Spring 2021 - REM 446 D100

Environmental and Social Impact Assessment (4)

Class Number: 7228

Delivery Method: Remote


  • Course Times + Location:

    Mo 2:30 PM – 4:20 PM

    We 2:30 PM – 3:20 PM

  • Exam Times + Location:

    Apr 21, 2021
    12:00 PM – 12:00 PM
    TAKE HOME-EXAM, Burnaby

  • Prerequisites:

    REM 100 or 200 and 75 units.



Theory and practice of environmental and social impact assessment. The course will review and critically evaluate the regulatory frameworks, institutions and methods associated with impact assessment for resource and industrial development, transportation, public utilities, regional planning and public policy, using examples from British Columbia and Canada.


This course provides an introduction to the theory, principles and practice of environmental and social impact assessment (EA). EA also known as impact assessment is a systematic planning process for identifying and evaluating the potential adverse effects of an action (policies, plans, programs, projects). A key feature of impact assessment is that it occurs before major decisions are taken and commitments made. This course will review and critically evaluate the regulatory frameworks, institutions and methods associated with EA for resource and industrial development, using examples from British Columbia and Canada. This course is interdisciplinary, drawing on a variety of fields of knowledge in the natural and social sciences.

REM 446 is a mixed lecture and tutorial course where both lecture and tutorial will be delivered synchronously using Zoom.


Successful students will be able to:

  • Define environmental assessment (EA), its objectives and benefits and describe the steps and components of the EA process.
  • Describe the features of the Canadian federal and British Columbian institutions and processes for conducting EAs.
  • Explain Indigenous peoples’ role and participation in EA and the implications of the duty to consult and accommodate when decisions may infringe on Aboriginal rights and title.
  • Compare and contrast different models for decision-making in EA, including concepts of significance and public interest.
  • Critique legislated EA processes in British Columbia and Canada and discuss key challenges, deficiencies and areas for improvement using theory and literature on EA and broader public policy.
  • Apply EA principles for best practices to case studies and analyze the strengths and weaknesses of specific project applications.


  • Assignments 30%
  • Final Group Project 30%
  • Final Exam 25%
  • Participation 15%



Hanna, K.S. (Ed). 2016. Environmental Impact Assessment: Practice and Participation. Third Edition. Don Mills, ON: Oxford University Press
Available from SFU Bookstore: http://www.sfu.ca/bookstore/coursematerials

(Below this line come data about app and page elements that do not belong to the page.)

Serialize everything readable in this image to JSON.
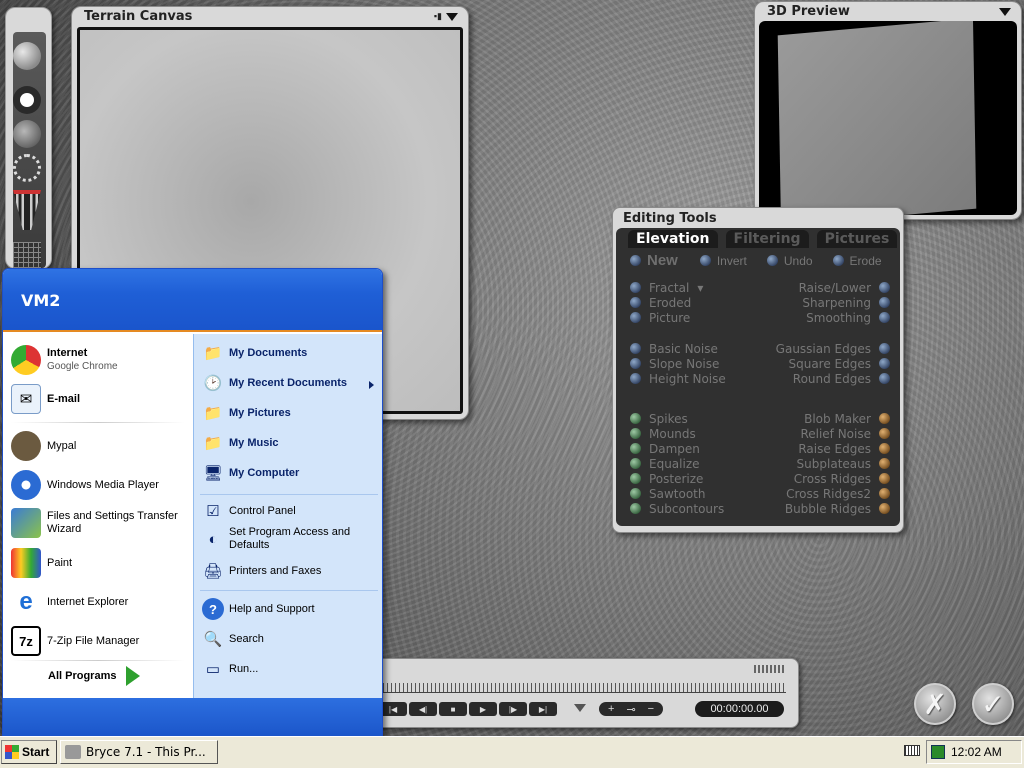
{
  "canvas": {
    "title": "Terrain Canvas"
  },
  "preview": {
    "title": "3D Preview"
  },
  "editing": {
    "title": "Editing Tools",
    "tabs": [
      "Elevation",
      "Filtering",
      "Pictures"
    ],
    "top_row": [
      "New",
      "Invert",
      "Undo",
      "Erode"
    ],
    "left_group1": [
      "Fractal",
      "Eroded",
      "Picture"
    ],
    "right_group1": [
      "Raise/Lower",
      "Sharpening",
      "Smoothing"
    ],
    "left_group2": [
      "Basic Noise",
      "Slope Noise",
      "Height Noise"
    ],
    "right_group2": [
      "Gaussian Edges",
      "Square Edges",
      "Round Edges"
    ],
    "left_group3": [
      "Spikes",
      "Mounds",
      "Dampen",
      "Equalize",
      "Posterize",
      "Sawtooth",
      "Subcontours"
    ],
    "right_group3": [
      "Blob Maker",
      "Relief Noise",
      "Raise Edges",
      "Subplateaus",
      "Cross Ridges",
      "Cross Ridges2",
      "Bubble Ridges"
    ]
  },
  "timeline": {
    "time": "00:00:00.00",
    "plus": "+",
    "minus": "−"
  },
  "startmenu": {
    "user": "VM2",
    "pinned": [
      {
        "title": "Internet",
        "sub": "Google Chrome"
      },
      {
        "title": "E-mail",
        "sub": ""
      }
    ],
    "recent": [
      "Mypal",
      "Windows Media Player",
      "Files and Settings Transfer Wizard",
      "Paint",
      "Internet Explorer",
      "7-Zip File Manager"
    ],
    "all_programs": "All Programs",
    "right": {
      "my_documents": "My Documents",
      "my_recent_documents": "My Recent Documents",
      "my_pictures": "My Pictures",
      "my_music": "My Music",
      "my_computer": "My Computer",
      "control_panel": "Control Panel",
      "set_program_access": "Set Program Access and Defaults",
      "printers": "Printers and Faxes",
      "help": "Help and Support",
      "search": "Search",
      "run": "Run..."
    }
  },
  "taskbar": {
    "start": "Start",
    "task": "Bryce 7.1 - This Pr...",
    "clock": "12:02 AM"
  }
}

Additional online (electronic) reading materials including reports and journal articles will be made available on CANVAS.


Noble, B.F. 2014. Introduction to Environmental Impact Assessment: A Guide in Principles and Practice. Third Edition, Don Mills, ON: Oxford University Press.

Registrar Notes:


SFU’s Academic Integrity web site http://www.sfu.ca/students/academicintegrity.html is filled with information on what is meant by academic dishonesty, where you can find resources to help with your studies and the consequences of cheating.  Check out the site for more information and videos that help explain the issues in plain English.

Each student is responsible for his or her conduct as it affects the University community.  Academic dishonesty, in whatever form, is ultimately destructive of the values of the University. Furthermore, it is unfair and discouraging to the majority of students who pursue their studies honestly. Scholarly integrity is required of all members of the University. http://www.sfu.ca/policies/gazette/student/s10-01.html


Teaching at SFU in spring 2021 will be conducted primarily through remote methods. There will be in-person course components in a few exceptional cases where this is fundamental to the educational goals of the course. Such course components will be clearly identified at registration, as will course components that will be “live” (synchronous) vs. at your own pace (asynchronous). Enrollment acknowledges that remote study may entail different modes of learning, interaction with your instructor, and ways of getting feedback on your work than may be the case for in-person classes. To ensure you can access all course materials, we recommend you have access to a computer with a microphone and camera, and the internet. In some cases your instructor may use Zoom or other means requiring a camera and microphone to invigilate exams. If proctoring software will be used, this will be confirmed in the first week of class.

Students with hidden or visible disabilities who believe they may need class or exam accommodations, including in the current context of remote learning, are encouraged to register with the SFU Centre for Accessible Learning (caladmin@sfu.ca or 778-782-3112).